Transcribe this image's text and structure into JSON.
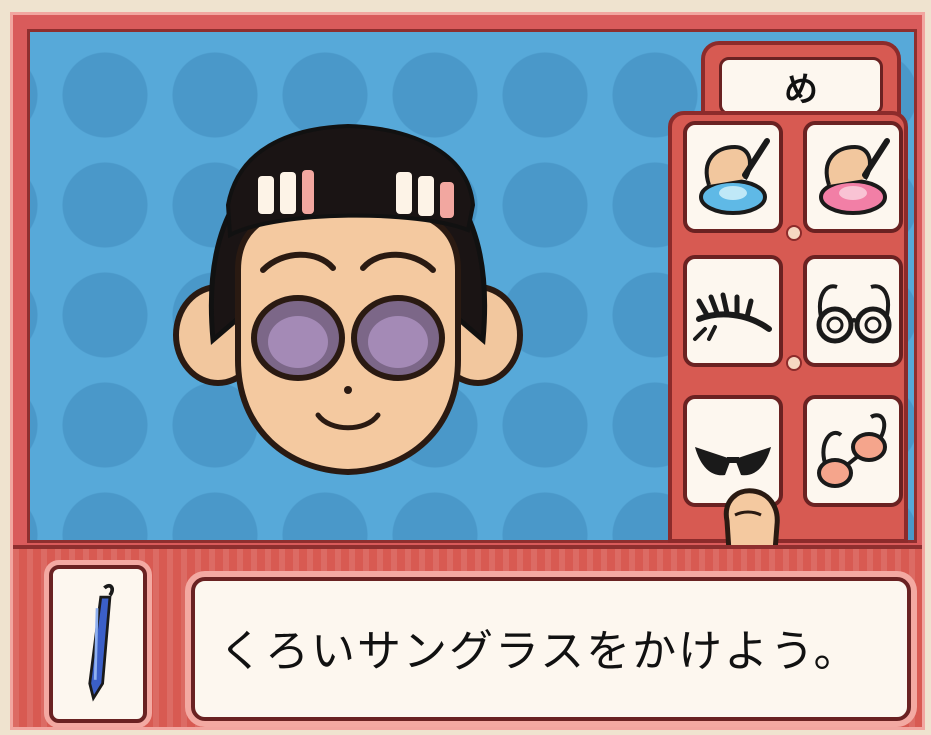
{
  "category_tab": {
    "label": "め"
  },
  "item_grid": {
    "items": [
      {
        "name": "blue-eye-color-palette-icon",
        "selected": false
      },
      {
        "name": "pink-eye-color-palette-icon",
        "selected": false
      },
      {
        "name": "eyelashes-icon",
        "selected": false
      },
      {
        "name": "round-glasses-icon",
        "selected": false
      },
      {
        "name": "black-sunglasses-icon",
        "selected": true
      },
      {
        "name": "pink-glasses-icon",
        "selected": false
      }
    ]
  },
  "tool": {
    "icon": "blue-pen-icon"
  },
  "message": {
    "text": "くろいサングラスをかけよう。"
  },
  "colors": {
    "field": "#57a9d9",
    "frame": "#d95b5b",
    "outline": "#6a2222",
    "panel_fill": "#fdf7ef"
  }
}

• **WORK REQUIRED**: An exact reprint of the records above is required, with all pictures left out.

• **TASK OUTPUT**:
Transcribe this image's text and structure into JSON.
{
  "category_tab": {
    "label": "め"
  },
  "item_grid": {
    "items": [
      {
        "name": "blue-eye-color-palette-icon",
        "selected": false
      },
      {
        "name": "pink-eye-color-palette-icon",
        "selected": false
      },
      {
        "name": "eyelashes-icon",
        "selected": false
      },
      {
        "name": "round-glasses-icon",
        "selected": false
      },
      {
        "name": "black-sunglasses-icon",
        "selected": true
      },
      {
        "name": "pink-glasses-icon",
        "selected": false
      }
    ]
  },
  "tool": {
    "icon": "blue-pen-icon"
  },
  "message": {
    "text": "くろいサングラスをかけよう。"
  },
  "colors": {
    "field": "#57a9d9",
    "frame": "#d95b5b",
    "outline": "#6a2222",
    "panel_fill": "#fdf7ef"
  }
}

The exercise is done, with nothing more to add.